Data entries
○ ○ ○

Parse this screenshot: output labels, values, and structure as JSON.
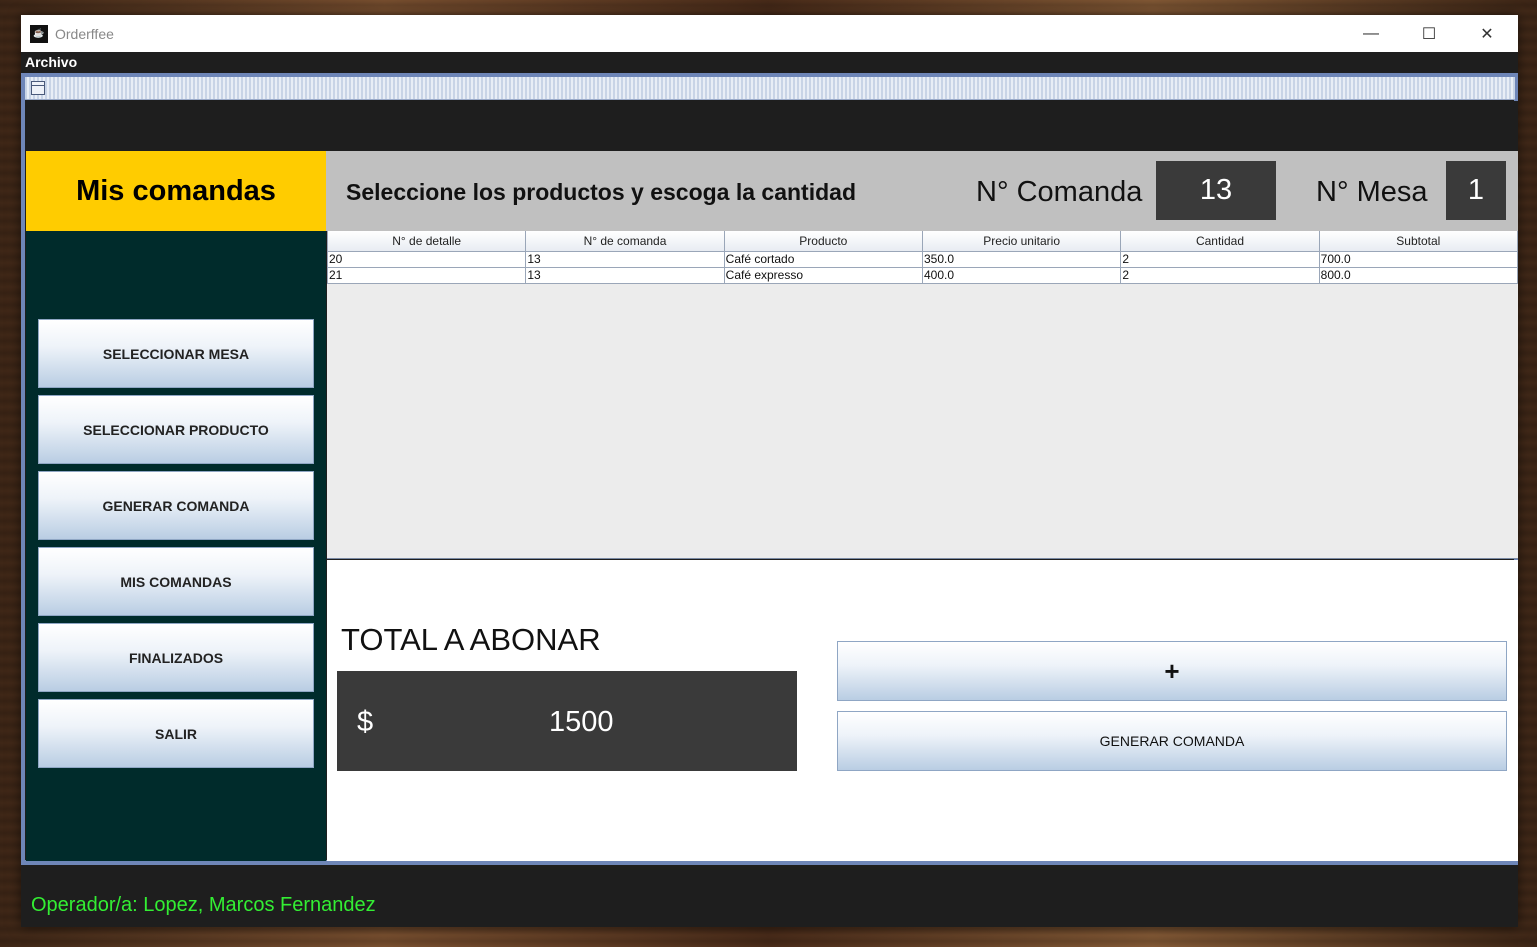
{
  "window": {
    "title": "Orderffee",
    "minimize": "—",
    "maximize": "☐",
    "close": "✕"
  },
  "menubar": {
    "archivo": "Archivo"
  },
  "sidebar": {
    "header": "Mis comandas",
    "buttons": [
      "SELECCIONAR MESA",
      "SELECCIONAR PRODUCTO",
      "GENERAR COMANDA",
      "MIS COMANDAS",
      "FINALIZADOS",
      "SALIR"
    ]
  },
  "header": {
    "instruction": "Seleccione los productos y escoga la cantidad",
    "comanda_label": "N° Comanda",
    "comanda_value": "13",
    "mesa_label": "N° Mesa",
    "mesa_value": "1"
  },
  "table": {
    "columns": [
      "N° de detalle",
      "N° de comanda",
      "Producto",
      "Precio unitario",
      "Cantidad",
      "Subtotal"
    ],
    "rows": [
      [
        "20",
        "13",
        "Café cortado",
        "350.0",
        "2",
        "700.0"
      ],
      [
        "21",
        "13",
        "Café expresso",
        "400.0",
        "2",
        "800.0"
      ]
    ]
  },
  "total": {
    "label": "TOTAL A ABONAR",
    "currency": "$",
    "value": "1500"
  },
  "actions": {
    "add_label": "+",
    "generate_label": "GENERAR COMANDA"
  },
  "status": {
    "operator": "Operador/a: Lopez, Marcos Fernandez",
    "color": "#33ee33"
  },
  "colors": {
    "accent_yellow": "#ffcc00",
    "sidebar_bg": "#002b2b",
    "dark_box": "#3a3a3a"
  }
}
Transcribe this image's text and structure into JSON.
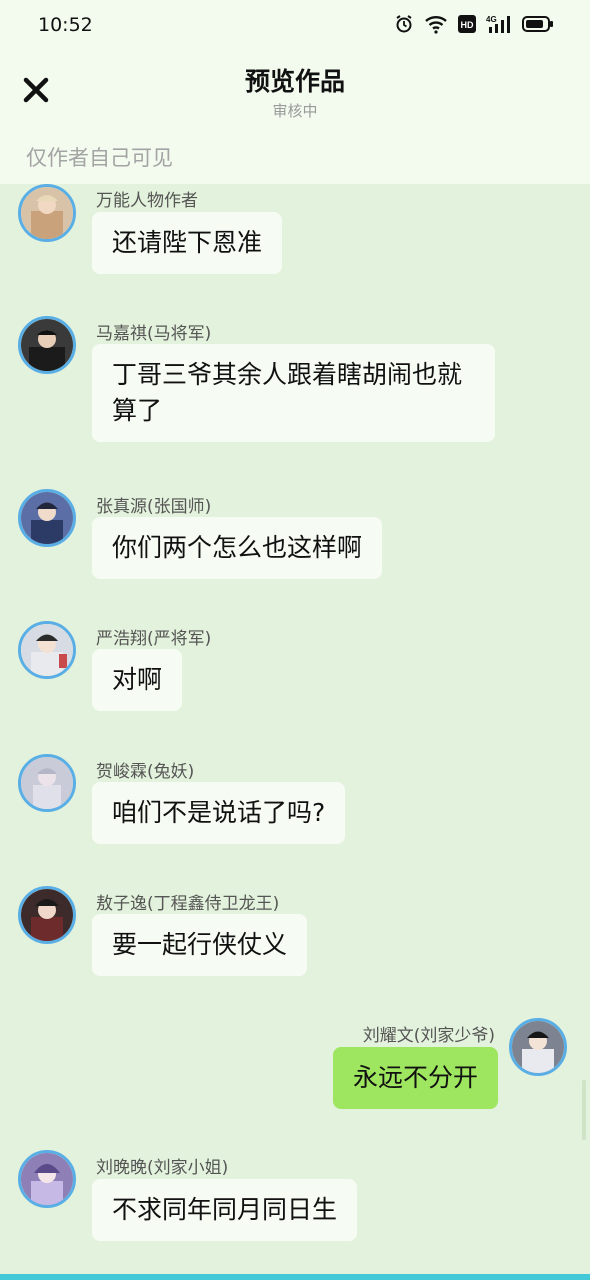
{
  "status_bar": {
    "time": "10:52"
  },
  "header": {
    "title": "预览作品",
    "subtitle": "审核中",
    "visibility": "仅作者自己可见"
  },
  "messages": [
    {
      "name": "万能人物作者",
      "text": "还请陛下恩准",
      "side": "left"
    },
    {
      "name": "马嘉祺(马将军)",
      "text": "丁哥三爷其余人跟着瞎胡闹也就算了",
      "side": "left"
    },
    {
      "name": "张真源(张国师)",
      "text": "你们两个怎么也这样啊",
      "side": "left"
    },
    {
      "name": "严浩翔(严将军)",
      "text": "对啊",
      "side": "left"
    },
    {
      "name": "贺峻霖(兔妖)",
      "text": "咱们不是说话了吗?",
      "side": "left"
    },
    {
      "name": "敖子逸(丁程鑫侍卫龙王)",
      "text": "要一起行侠仗义",
      "side": "left"
    },
    {
      "name": "刘耀文(刘家少爷)",
      "text": "永远不分开",
      "side": "right"
    },
    {
      "name": "刘晚晚(刘家小姐)",
      "text": "不求同年同月同日生",
      "side": "left"
    }
  ],
  "colors": {
    "accent_border": "#5aaee6",
    "bubble_right": "#9ee65f",
    "background": "#e3f2dc"
  }
}
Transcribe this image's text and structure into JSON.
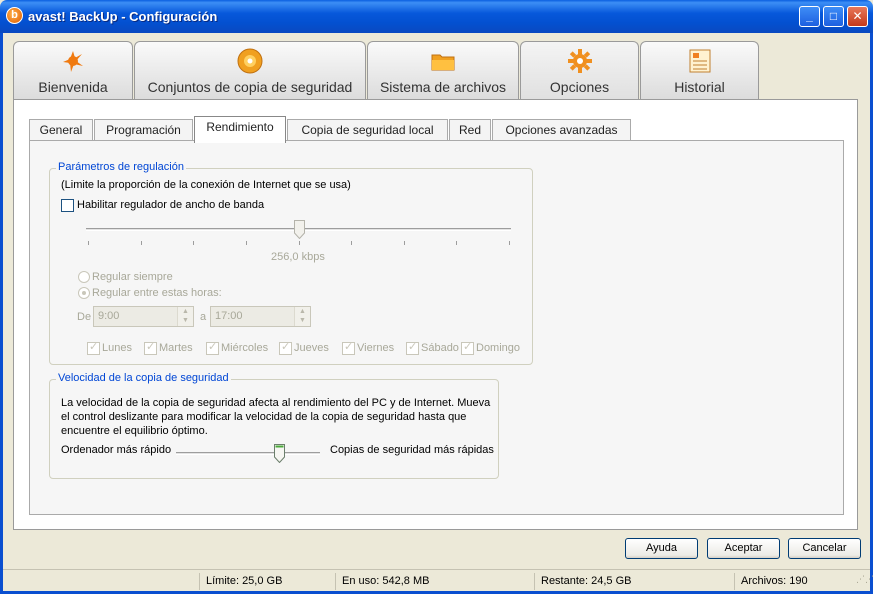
{
  "window": {
    "title": "avast! BackUp - Configuración",
    "icon": "avast-logo-icon"
  },
  "window_controls": [
    "minimize-icon",
    "maximize-icon",
    "close-icon"
  ],
  "main_tabs": [
    {
      "label": "Bienvenida",
      "icon": "avast-star-icon",
      "active": false
    },
    {
      "label": "Conjuntos de copia de seguridad",
      "icon": "disc-icon",
      "active": false
    },
    {
      "label": "Sistema de archivos",
      "icon": "folder-icon",
      "active": false
    },
    {
      "label": "Opciones",
      "icon": "gear-icon",
      "active": true
    },
    {
      "label": "Historial",
      "icon": "history-log-icon",
      "active": false
    }
  ],
  "sub_tabs": [
    {
      "label": "General",
      "active": false
    },
    {
      "label": "Programación",
      "active": false
    },
    {
      "label": "Rendimiento",
      "active": true
    },
    {
      "label": "Copia de seguridad local",
      "active": false
    },
    {
      "label": "Red",
      "active": false
    },
    {
      "label": "Opciones avanzadas",
      "active": false
    }
  ],
  "throttle": {
    "group_title": "Parámetros de regulación",
    "description": "(Limite la proporción de la conexión de Internet que se usa)",
    "enable_label": "Habilitar regulador de ancho de banda",
    "enabled": false,
    "bandwidth_value": "256,0 kbps",
    "bandwidth_fraction": 0.5,
    "radio_always": "Regular siempre",
    "radio_between": "Regular entre estas horas:",
    "from_label": "De",
    "from_time": "9:00",
    "to_label": "a",
    "to_time": "17:00",
    "days": [
      "Lunes",
      "Martes",
      "Miércoles",
      "Jueves",
      "Viernes",
      "Sábado",
      "Domingo"
    ]
  },
  "speed": {
    "group_title": "Velocidad de la copia de seguridad",
    "description_line1": "La velocidad de la copia de seguridad afecta al rendimiento del PC y de Internet. Mueva",
    "description_line2": "el control deslizante para modificar la velocidad de la copia de seguridad hasta que",
    "description_line3": "encuentre el equilibrio óptimo.",
    "left_label": "Ordenador más rápido",
    "right_label": "Copias de seguridad más rápidas",
    "slider_fraction": 0.72
  },
  "buttons": {
    "help": "Ayuda",
    "accept": "Aceptar",
    "cancel": "Cancelar"
  },
  "status": {
    "limit": "Límite: 25,0 GB",
    "in_use": "En uso: 542,8 MB",
    "remaining": "Restante: 24,5 GB",
    "files": "Archivos: 190"
  }
}
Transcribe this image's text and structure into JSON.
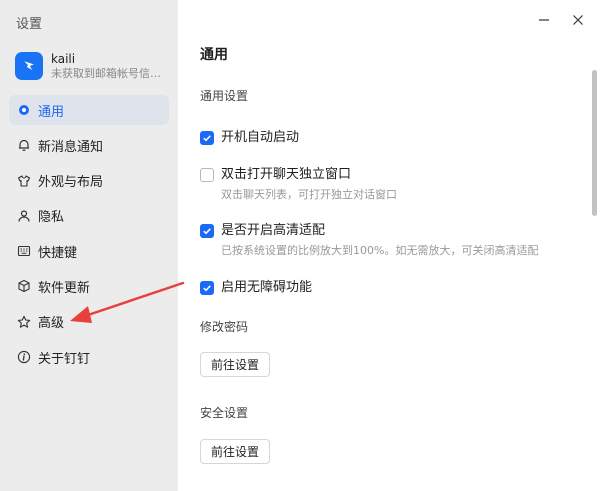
{
  "sidebar": {
    "title": "设置",
    "account": {
      "name": "kaili",
      "subtitle": "未获取到邮箱帐号信息..."
    },
    "items": [
      {
        "label": "通用",
        "icon": "general-dot-icon",
        "active": true
      },
      {
        "label": "新消息通知",
        "icon": "bell-icon"
      },
      {
        "label": "外观与布局",
        "icon": "tshirt-icon"
      },
      {
        "label": "隐私",
        "icon": "person-icon"
      },
      {
        "label": "快捷键",
        "icon": "keyboard-icon"
      },
      {
        "label": "软件更新",
        "icon": "cube-icon"
      },
      {
        "label": "高级",
        "icon": "star-icon"
      },
      {
        "label": "关于钉钉",
        "icon": "info-icon"
      }
    ]
  },
  "main": {
    "title": "通用",
    "general_section": "通用设置",
    "options": [
      {
        "label": "开机自动启动",
        "checked": true,
        "desc": ""
      },
      {
        "label": "双击打开聊天独立窗口",
        "checked": false,
        "desc": "双击聊天列表，可打开独立对话窗口"
      },
      {
        "label": "是否开启高清适配",
        "checked": true,
        "desc": "已按系统设置的比例放大到100%。如无需放大，可关闭高清适配"
      },
      {
        "label": "启用无障碍功能",
        "checked": true,
        "desc": ""
      }
    ],
    "password_section": "修改密码",
    "password_button": "前往设置",
    "security_section": "安全设置",
    "security_button": "前往设置"
  },
  "colors": {
    "accent": "#1a6af5",
    "annotation_arrow": "#e8413c"
  }
}
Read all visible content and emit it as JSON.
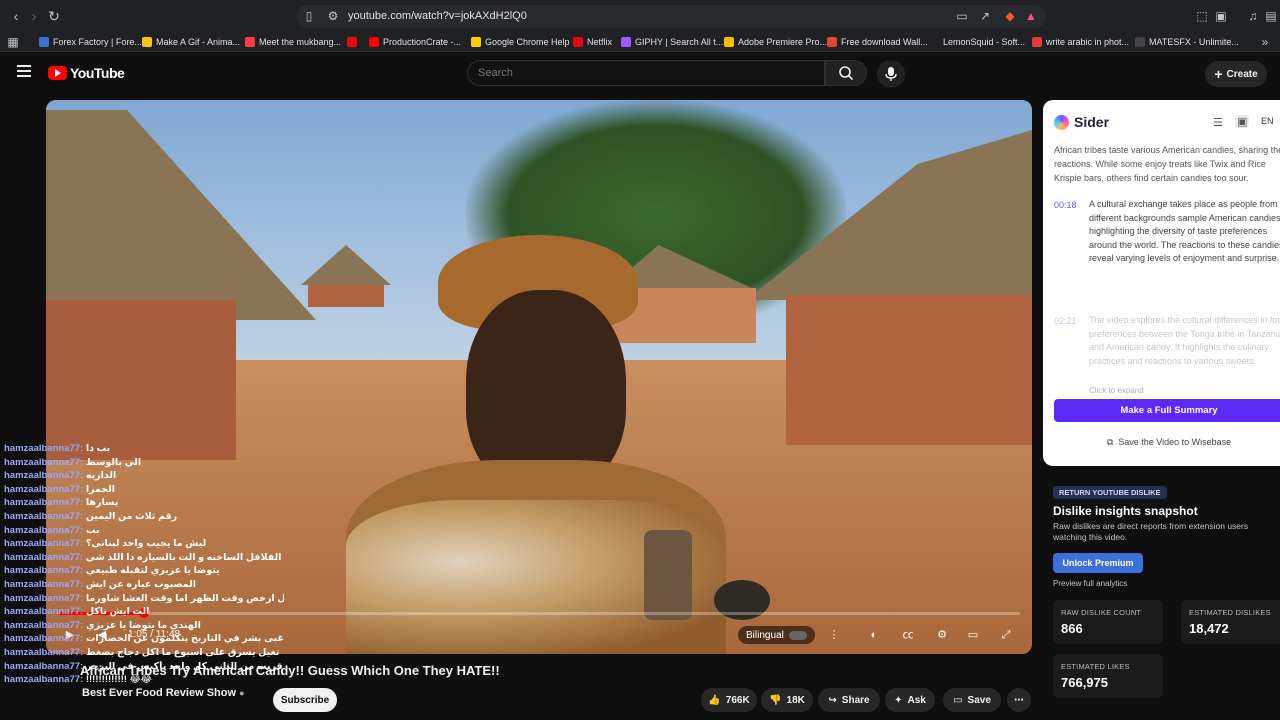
{
  "browser": {
    "url": "youtube.com/watch?v=jokAXdH2lQ0",
    "bookmarks": [
      {
        "label": "Forex Factory | Fore...",
        "color": "#3a6fd8"
      },
      {
        "label": "Make A Gif - Anima...",
        "color": "#f5c518"
      },
      {
        "label": "Meet the mukbang...",
        "color": "#ff3b3b"
      },
      {
        "label": "ProductionCrate -...",
        "color": "#ff0000"
      },
      {
        "label": "Google Chrome Help",
        "color": "#ffcc00"
      },
      {
        "label": "Netflix",
        "color": "#e50914"
      },
      {
        "label": "GIPHY | Search All t...",
        "color": "#9b59ff"
      },
      {
        "label": "Adobe Premiere Pro...",
        "color": "#fbbc05"
      },
      {
        "label": "Free download Wall...",
        "color": "#e04a2c"
      },
      {
        "label": "LemonSquid - Soft...",
        "color": "#222222"
      },
      {
        "label": "write arabic in phot...",
        "color": "#e53935"
      },
      {
        "label": "MATESFX - Unlimite...",
        "color": "#444444"
      }
    ]
  },
  "youtube": {
    "logo_text": "YouTube",
    "search_placeholder": "Search",
    "create_label": "Create"
  },
  "player": {
    "progress_fraction": 0.087,
    "time_text": "1:05 / 11:48",
    "bilingual_label": "Bilingual"
  },
  "chat": [
    {
      "user": "hamzaalbanna77:",
      "msg": "بب دا"
    },
    {
      "user": "hamzaalbanna77:",
      "msg": "الي بالوسط"
    },
    {
      "user": "hamzaalbanna77:",
      "msg": "الداريه"
    },
    {
      "user": "hamzaalbanna77:",
      "msg": "الحمرا"
    },
    {
      "user": "hamzaalbanna77:",
      "msg": "يسارها"
    },
    {
      "user": "hamzaalbanna77:",
      "msg": "رقم ثلاث من اليمين"
    },
    {
      "user": "hamzaalbanna77:",
      "msg": "بب"
    },
    {
      "user": "hamzaalbanna77:",
      "msg": "ليش ما يجيب واحد لبنانى؟"
    },
    {
      "user": "hamzaalbanna77:",
      "msg": "الفلافل الساخنه و الت بالسياره دا اللذ شي"
    },
    {
      "user": "hamzaalbanna77:",
      "msg": "يتوضا يا عزيزي لتقبله طبيعي"
    },
    {
      "user": "hamzaalbanna77:",
      "msg": "المصبوب عباره عن ايش"
    },
    {
      "user": "hamzaalbanna77:",
      "msg": "الفلافل ارخص وقت الظهر اما وقت العشا شاورما"
    },
    {
      "user": "hamzaalbanna77:",
      "msg": "الت ايش تاكل"
    },
    {
      "user": "hamzaalbanna77:",
      "msg": "الهندي ما يتوضا يا عزيزي"
    },
    {
      "user": "hamzaalbanna77:",
      "msg": "اغبى بشر في التاريخ يتكلمون عن الحضارات"
    },
    {
      "user": "hamzaalbanna77:",
      "msg": "تغيل يسرق على اسبوع ما اكل دجاج بضغط"
    },
    {
      "user": "hamzaalbanna77:",
      "msg": "البرجر ولا عمري شفت حد قريب من الثاني كل واحد يأكبس في البرجر"
    },
    {
      "user": "hamzaalbanna77:",
      "msg": "!!!!!!!!!!!!! 😂😂"
    }
  ],
  "video": {
    "title": "African Tribes Try American Candy!! Guess Which One They HATE!!",
    "channel": "Best Ever Food Review Show",
    "subscribe_label": "Subscribe",
    "likes": "766K",
    "dislikes": "18K",
    "share_label": "Share",
    "ask_label": "Ask",
    "save_label": "Save"
  },
  "sider": {
    "name": "Sider",
    "lang": "EN",
    "intro": "African tribes taste various American candies, sharing their reactions. While some enjoy treats like Twix and Rice Krispie bars, others find certain candies too sour.",
    "items": [
      {
        "ts": "00:18",
        "text": "A cultural exchange takes place as people from different backgrounds sample American candies, highlighting the diversity of taste preferences around the world. The reactions to these candies reveal varying levels of enjoyment and surprise."
      },
      {
        "ts": "02:21",
        "text": "The video explores the cultural differences in food preferences between the Tonga tribe in Tanzania and American candy. It highlights the culinary practices and reactions to various sweets."
      }
    ],
    "expand_label": "Click to expand",
    "full_summary_label": "Make a Full Summary",
    "wisebase_label": "Save the Video to Wisebase"
  },
  "dislike_panel": {
    "badge": "RETURN YOUTUBE DISLIKE",
    "heading": "Dislike insights snapshot",
    "description": "Raw dislikes are direct reports from extension users watching this video.",
    "unlock_label": "Unlock Premium",
    "preview_label": "Preview full analytics",
    "raw_label": "RAW DISLIKE COUNT",
    "raw_value": "866",
    "est_dislikes_label": "ESTIMATED DISLIKES",
    "est_dislikes_value": "18,472",
    "est_likes_label": "ESTIMATED LIKES",
    "est_likes_value": "766,975"
  }
}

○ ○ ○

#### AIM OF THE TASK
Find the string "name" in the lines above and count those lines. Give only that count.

#### FINISHED TASK
10